Material provided Start Marker

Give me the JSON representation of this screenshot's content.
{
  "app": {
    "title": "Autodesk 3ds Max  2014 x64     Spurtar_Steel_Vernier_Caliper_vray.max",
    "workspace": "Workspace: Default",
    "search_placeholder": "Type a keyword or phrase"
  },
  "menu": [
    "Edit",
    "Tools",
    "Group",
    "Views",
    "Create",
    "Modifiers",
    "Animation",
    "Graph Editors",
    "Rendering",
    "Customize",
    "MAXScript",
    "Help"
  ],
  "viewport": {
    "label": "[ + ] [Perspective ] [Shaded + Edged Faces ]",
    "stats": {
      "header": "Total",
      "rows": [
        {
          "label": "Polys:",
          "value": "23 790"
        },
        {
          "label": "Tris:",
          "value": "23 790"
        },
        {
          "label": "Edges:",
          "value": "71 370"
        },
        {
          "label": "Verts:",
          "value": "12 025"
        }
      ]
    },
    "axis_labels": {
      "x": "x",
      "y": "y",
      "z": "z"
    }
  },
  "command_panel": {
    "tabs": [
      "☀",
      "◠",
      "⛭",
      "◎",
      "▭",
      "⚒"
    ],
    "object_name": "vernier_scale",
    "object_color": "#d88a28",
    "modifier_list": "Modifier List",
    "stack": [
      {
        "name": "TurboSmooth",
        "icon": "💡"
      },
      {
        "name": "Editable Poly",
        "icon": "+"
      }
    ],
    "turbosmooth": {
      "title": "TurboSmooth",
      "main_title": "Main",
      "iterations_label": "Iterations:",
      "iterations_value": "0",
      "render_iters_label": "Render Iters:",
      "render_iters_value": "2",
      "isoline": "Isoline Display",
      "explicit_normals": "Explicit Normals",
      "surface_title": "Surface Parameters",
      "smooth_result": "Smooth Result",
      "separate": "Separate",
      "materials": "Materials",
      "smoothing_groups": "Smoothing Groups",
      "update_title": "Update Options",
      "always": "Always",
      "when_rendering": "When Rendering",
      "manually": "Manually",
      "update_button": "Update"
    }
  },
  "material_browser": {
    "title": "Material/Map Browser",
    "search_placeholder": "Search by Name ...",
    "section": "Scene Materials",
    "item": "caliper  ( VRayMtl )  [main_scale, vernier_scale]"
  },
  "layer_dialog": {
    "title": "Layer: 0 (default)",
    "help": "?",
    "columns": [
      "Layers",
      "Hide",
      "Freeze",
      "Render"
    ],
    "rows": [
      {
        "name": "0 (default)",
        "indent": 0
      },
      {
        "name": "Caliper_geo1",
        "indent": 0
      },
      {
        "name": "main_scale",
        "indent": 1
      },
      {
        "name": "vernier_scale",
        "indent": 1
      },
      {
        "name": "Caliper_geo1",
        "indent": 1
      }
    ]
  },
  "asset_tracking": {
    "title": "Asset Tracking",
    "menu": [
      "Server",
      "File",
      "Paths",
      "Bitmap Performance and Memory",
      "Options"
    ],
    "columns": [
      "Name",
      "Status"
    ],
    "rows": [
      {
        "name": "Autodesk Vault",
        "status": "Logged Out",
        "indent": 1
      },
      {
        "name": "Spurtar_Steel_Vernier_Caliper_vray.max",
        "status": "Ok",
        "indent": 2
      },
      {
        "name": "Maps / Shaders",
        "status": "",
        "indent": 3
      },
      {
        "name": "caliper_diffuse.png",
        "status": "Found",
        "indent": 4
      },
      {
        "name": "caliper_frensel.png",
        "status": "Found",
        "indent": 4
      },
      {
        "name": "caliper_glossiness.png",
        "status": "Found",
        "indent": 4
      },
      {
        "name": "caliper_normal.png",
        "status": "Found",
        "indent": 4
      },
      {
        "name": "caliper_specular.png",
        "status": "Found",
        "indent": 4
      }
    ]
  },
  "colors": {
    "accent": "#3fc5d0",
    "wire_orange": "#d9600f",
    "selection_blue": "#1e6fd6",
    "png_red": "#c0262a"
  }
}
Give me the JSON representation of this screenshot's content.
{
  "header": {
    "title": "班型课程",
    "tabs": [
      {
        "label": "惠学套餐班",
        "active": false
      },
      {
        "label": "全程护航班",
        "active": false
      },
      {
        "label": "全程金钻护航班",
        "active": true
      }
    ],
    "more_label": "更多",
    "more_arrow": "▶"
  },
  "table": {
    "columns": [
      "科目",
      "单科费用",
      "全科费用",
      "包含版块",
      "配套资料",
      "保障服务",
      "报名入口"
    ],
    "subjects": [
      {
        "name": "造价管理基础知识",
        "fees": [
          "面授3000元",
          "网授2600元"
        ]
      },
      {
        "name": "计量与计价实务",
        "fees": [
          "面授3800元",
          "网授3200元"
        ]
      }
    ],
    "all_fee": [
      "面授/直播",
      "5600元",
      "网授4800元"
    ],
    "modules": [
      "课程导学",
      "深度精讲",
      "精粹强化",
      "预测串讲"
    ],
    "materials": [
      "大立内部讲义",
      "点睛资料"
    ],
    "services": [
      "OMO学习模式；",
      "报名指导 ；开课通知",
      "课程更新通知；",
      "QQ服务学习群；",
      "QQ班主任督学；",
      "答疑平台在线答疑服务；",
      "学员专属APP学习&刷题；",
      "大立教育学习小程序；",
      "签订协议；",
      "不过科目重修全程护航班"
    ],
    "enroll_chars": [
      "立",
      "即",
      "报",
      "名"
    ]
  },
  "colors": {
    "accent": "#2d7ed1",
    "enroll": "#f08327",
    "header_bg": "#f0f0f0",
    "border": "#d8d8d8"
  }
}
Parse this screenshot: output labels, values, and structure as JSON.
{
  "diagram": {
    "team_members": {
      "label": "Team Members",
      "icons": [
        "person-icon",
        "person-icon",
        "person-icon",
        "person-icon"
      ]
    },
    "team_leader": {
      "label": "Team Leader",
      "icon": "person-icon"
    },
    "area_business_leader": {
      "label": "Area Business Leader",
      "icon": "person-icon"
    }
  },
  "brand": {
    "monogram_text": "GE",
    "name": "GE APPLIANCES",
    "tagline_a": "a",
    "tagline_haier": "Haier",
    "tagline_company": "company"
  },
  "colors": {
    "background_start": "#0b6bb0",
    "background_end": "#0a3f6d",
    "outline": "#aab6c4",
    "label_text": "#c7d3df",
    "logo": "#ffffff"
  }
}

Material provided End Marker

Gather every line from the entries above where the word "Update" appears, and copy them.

      "update_title": "Update Options",
      "update_button": "Update"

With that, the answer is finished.